A. Escandón & Y. Gross

Text: courtesy of Arguiñe Escandón & Yann Gross.


Initiated by the discovery of a series of enigmatic postcards from the early 20th century attributed to Charles Kroehle, a pioneer of photography in the Peruvian Amazon who mysteriously disappeared, Arguiñe Escandón and Yann Gross’s “Aya” combines historical research on the creation of the Amazonian imaginary at the time of the rubber boom era with a sensory immersion in the dense vegetation of the jungle, structured by shamanic experiences.


Through rituals and diets, vagueness, anxiety and contemplation of the forest replace the certainties of an anthropocentric world.


Fascinated by botany, the artists have been studying medicinal plants and their photosensitive properties for several years in collaboration with Asháninka and Cocama communities in Peru.


In order for the Amazonian forest to reveal itself, part of their photographic prints are made in situ from organic emulsions extracted from indigenous plants.

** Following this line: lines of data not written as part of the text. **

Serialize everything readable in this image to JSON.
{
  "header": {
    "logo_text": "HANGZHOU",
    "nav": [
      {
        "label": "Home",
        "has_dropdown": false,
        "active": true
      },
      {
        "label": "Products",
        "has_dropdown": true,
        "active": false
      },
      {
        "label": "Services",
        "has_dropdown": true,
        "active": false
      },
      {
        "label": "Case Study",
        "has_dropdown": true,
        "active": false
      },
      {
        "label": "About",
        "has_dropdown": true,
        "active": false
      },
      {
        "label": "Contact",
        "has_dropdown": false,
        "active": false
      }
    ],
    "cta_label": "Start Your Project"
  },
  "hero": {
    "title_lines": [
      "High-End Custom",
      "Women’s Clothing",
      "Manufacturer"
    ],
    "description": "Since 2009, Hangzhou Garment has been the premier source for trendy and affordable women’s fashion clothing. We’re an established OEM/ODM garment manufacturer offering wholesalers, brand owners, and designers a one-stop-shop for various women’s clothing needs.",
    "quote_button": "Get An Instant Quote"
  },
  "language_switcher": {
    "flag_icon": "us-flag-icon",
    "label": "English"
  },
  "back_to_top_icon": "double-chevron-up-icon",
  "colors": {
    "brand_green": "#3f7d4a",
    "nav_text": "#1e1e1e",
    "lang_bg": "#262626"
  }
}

Aya, which means spirit, ghost or corpse in the Kichwa language, is presented by sociologist Joel Vacheron as “a story of an experiential initiation with the plants, signs, and spirits that permeate the Amazonian jungle. We are not the only ‘we’ (Kohn) and this project can be viewed as an anthropological approach to thinking of the human based on the signs and the forces that go beyond it. By interweaving the narrative threads belonging to several temporalities, this account places on equal footing the symbiotic relationships that are woven between co-existing entities, living or dead. […] Aya relates apparitions that, beyond human consciousness, pass through different bodies: human, plant or mystical. The environment reveals itself in its entirety, like a ghostly apparition, halfway between opacity and transparency, between fears and expectations”.

During the time spent in the Peruvian Amazon for their project Aya, the artists worked with indigenous communities to identify photosensitive plants from which they extracted the juice. The organic emulsion was then used, in reaction to sunlight, to capture the very ecosystem from which it was extracted. All prints were made in the Amazon Rainforest.

A. Escandón & Y. Gross

Arguiñe Escandón’s images oscillate between reality and fiction. They usually deal with topics related to psychology, emphasizing the processes of rehabilitation and inner transformation. Her work has received numerous recognitions such as the Ministry of Culture Grant at the College of Spain in Paris, Europe Futures Photography through Photoespaña or a nomination for the Prix Elysée.


Yann Gross explores, often in an offbeat way, how humanity shapes its environment and develops a sense of identity. His images regularly deal with the construction of the photographic imaginary and a means of escape. Apart from “Aya”, he has published three other books, “Horizonville”, “Kitintale” and “The Jungle Book”.